- _Work required_:
Each record below needs to be retyped exactly.

Items from a data source:
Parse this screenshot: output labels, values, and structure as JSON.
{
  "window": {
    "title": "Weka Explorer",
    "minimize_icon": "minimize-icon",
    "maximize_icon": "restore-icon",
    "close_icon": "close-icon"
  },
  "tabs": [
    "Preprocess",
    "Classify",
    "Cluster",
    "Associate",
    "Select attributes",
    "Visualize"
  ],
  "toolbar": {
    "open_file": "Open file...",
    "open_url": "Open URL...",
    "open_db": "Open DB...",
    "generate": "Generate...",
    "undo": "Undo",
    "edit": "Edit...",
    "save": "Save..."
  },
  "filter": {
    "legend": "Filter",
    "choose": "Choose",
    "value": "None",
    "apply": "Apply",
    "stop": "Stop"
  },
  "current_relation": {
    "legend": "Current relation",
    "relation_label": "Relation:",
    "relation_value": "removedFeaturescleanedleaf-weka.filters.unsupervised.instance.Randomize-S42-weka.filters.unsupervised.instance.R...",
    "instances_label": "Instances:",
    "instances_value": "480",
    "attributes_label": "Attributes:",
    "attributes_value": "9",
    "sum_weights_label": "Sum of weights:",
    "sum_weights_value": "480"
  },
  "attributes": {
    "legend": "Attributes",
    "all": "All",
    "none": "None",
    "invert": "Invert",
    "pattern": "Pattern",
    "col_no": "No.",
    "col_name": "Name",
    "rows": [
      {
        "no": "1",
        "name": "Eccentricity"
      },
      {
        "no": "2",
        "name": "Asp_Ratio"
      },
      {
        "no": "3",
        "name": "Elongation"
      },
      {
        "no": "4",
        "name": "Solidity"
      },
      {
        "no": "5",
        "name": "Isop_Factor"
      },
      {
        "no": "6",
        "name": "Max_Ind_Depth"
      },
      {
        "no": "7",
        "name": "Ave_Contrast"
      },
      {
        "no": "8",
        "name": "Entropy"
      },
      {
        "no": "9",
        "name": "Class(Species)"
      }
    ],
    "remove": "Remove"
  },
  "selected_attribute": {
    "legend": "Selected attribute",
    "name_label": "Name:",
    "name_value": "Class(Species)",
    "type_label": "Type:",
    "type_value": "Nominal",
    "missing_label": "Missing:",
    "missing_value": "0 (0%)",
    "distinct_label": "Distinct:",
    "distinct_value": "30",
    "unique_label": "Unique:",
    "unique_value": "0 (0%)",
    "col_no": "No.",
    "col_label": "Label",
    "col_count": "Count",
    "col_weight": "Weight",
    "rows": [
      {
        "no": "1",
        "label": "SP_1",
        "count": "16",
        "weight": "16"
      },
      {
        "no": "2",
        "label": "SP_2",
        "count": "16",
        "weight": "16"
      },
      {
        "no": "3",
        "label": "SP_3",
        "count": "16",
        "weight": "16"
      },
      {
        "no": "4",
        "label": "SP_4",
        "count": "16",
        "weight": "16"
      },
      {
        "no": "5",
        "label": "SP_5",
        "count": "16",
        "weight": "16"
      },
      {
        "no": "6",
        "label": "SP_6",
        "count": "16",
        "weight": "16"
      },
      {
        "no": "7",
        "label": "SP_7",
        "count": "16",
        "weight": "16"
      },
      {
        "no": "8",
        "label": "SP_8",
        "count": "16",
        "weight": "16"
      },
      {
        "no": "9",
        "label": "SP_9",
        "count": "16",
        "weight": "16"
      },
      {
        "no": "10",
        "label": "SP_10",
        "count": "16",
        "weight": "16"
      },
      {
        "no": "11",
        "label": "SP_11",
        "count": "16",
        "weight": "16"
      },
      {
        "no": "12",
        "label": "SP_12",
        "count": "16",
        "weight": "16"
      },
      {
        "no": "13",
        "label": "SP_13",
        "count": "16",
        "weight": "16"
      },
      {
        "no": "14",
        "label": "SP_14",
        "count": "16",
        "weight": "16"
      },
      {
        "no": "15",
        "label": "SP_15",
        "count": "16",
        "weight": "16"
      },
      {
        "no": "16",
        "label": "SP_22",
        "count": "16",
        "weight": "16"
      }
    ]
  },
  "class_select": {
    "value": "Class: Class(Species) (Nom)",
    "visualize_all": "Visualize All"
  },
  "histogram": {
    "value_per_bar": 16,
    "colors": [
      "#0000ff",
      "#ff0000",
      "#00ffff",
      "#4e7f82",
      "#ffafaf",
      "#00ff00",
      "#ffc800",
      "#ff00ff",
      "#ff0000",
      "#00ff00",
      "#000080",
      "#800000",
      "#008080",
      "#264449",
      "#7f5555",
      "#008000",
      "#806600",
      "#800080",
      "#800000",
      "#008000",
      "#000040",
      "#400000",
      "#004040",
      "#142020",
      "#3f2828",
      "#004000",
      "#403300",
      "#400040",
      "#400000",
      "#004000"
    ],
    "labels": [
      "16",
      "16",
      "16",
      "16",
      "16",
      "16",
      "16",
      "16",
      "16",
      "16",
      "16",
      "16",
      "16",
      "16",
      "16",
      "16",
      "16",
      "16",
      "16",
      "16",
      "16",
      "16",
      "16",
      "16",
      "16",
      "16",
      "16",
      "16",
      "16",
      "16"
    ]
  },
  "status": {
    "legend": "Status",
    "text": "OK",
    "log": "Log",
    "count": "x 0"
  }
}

- _Result_:
Parse this screenshot: output labels, values, and structure as JSON.
{
  "window": {
    "title": "Weka Explorer",
    "minimize_icon": "minimize-icon",
    "maximize_icon": "restore-icon",
    "close_icon": "close-icon"
  },
  "tabs": [
    "Preprocess",
    "Classify",
    "Cluster",
    "Associate",
    "Select attributes",
    "Visualize"
  ],
  "toolbar": {
    "open_file": "Open file...",
    "open_url": "Open URL...",
    "open_db": "Open DB...",
    "generate": "Generate...",
    "undo": "Undo",
    "edit": "Edit...",
    "save": "Save..."
  },
  "filter": {
    "legend": "Filter",
    "choose": "Choose",
    "value": "None",
    "apply": "Apply",
    "stop": "Stop"
  },
  "current_relation": {
    "legend": "Current relation",
    "relation_label": "Relation:",
    "relation_value": "removedFeaturescleanedleaf-weka.filters.unsupervised.instance.Randomize-S42-weka.filters.unsupervised.instance.R...",
    "instances_label": "Instances:",
    "instances_value": "480",
    "attributes_label": "Attributes:",
    "attributes_value": "9",
    "sum_weights_label": "Sum of weights:",
    "sum_weights_value": "480"
  },
  "attributes": {
    "legend": "Attributes",
    "all": "All",
    "none": "None",
    "invert": "Invert",
    "pattern": "Pattern",
    "col_no": "No.",
    "col_name": "Name",
    "rows": [
      {
        "no": "1",
        "name": "Eccentricity"
      },
      {
        "no": "2",
        "name": "Asp_Ratio"
      },
      {
        "no": "3",
        "name": "Elongation"
      },
      {
        "no": "4",
        "name": "Solidity"
      },
      {
        "no": "5",
        "name": "Isop_Factor"
      },
      {
        "no": "6",
        "name": "Max_Ind_Depth"
      },
      {
        "no": "7",
        "name": "Ave_Contrast"
      },
      {
        "no": "8",
        "name": "Entropy"
      },
      {
        "no": "9",
        "name": "Class(Species)"
      }
    ],
    "remove": "Remove"
  },
  "selected_attribute": {
    "legend": "Selected attribute",
    "name_label": "Name:",
    "name_value": "Class(Species)",
    "type_label": "Type:",
    "type_value": "Nominal",
    "missing_label": "Missing:",
    "missing_value": "0 (0%)",
    "distinct_label": "Distinct:",
    "distinct_value": "30",
    "unique_label": "Unique:",
    "unique_value": "0 (0%)",
    "col_no": "No.",
    "col_label": "Label",
    "col_count": "Count",
    "col_weight": "Weight",
    "rows": [
      {
        "no": "1",
        "label": "SP_1",
        "count": "16",
        "weight": "16"
      },
      {
        "no": "2",
        "label": "SP_2",
        "count": "16",
        "weight": "16"
      },
      {
        "no": "3",
        "label": "SP_3",
        "count": "16",
        "weight": "16"
      },
      {
        "no": "4",
        "label": "SP_4",
        "count": "16",
        "weight": "16"
      },
      {
        "no": "5",
        "label": "SP_5",
        "count": "16",
        "weight": "16"
      },
      {
        "no": "6",
        "label": "SP_6",
        "count": "16",
        "weight": "16"
      },
      {
        "no": "7",
        "label": "SP_7",
        "count": "16",
        "weight": "16"
      },
      {
        "no": "8",
        "label": "SP_8",
        "count": "16",
        "weight": "16"
      },
      {
        "no": "9",
        "label": "SP_9",
        "count": "16",
        "weight": "16"
      },
      {
        "no": "10",
        "label": "SP_10",
        "count": "16",
        "weight": "16"
      },
      {
        "no": "11",
        "label": "SP_11",
        "count": "16",
        "weight": "16"
      },
      {
        "no": "12",
        "label": "SP_12",
        "count": "16",
        "weight": "16"
      },
      {
        "no": "13",
        "label": "SP_13",
        "count": "16",
        "weight": "16"
      },
      {
        "no": "14",
        "label": "SP_14",
        "count": "16",
        "weight": "16"
      },
      {
        "no": "15",
        "label": "SP_15",
        "count": "16",
        "weight": "16"
      },
      {
        "no": "16",
        "label": "SP_22",
        "count": "16",
        "weight": "16"
      }
    ]
  },
  "class_select": {
    "value": "Class: Class(Species) (Nom)",
    "visualize_all": "Visualize All"
  },
  "histogram": {
    "value_per_bar": 16,
    "colors": [
      "#0000ff",
      "#ff0000",
      "#00ffff",
      "#4e7f82",
      "#ffafaf",
      "#00ff00",
      "#ffc800",
      "#ff00ff",
      "#ff0000",
      "#00ff00",
      "#000080",
      "#800000",
      "#008080",
      "#264449",
      "#7f5555",
      "#008000",
      "#806600",
      "#800080",
      "#800000",
      "#008000",
      "#000040",
      "#400000",
      "#004040",
      "#142020",
      "#3f2828",
      "#004000",
      "#403300",
      "#400040",
      "#400000",
      "#004000"
    ],
    "labels": [
      "16",
      "16",
      "16",
      "16",
      "16",
      "16",
      "16",
      "16",
      "16",
      "16",
      "16",
      "16",
      "16",
      "16",
      "16",
      "16",
      "16",
      "16",
      "16",
      "16",
      "16",
      "16",
      "16",
      "16",
      "16",
      "16",
      "16",
      "16",
      "16",
      "16"
    ]
  },
  "status": {
    "legend": "Status",
    "text": "OK",
    "log": "Log",
    "count": "x 0"
  }
}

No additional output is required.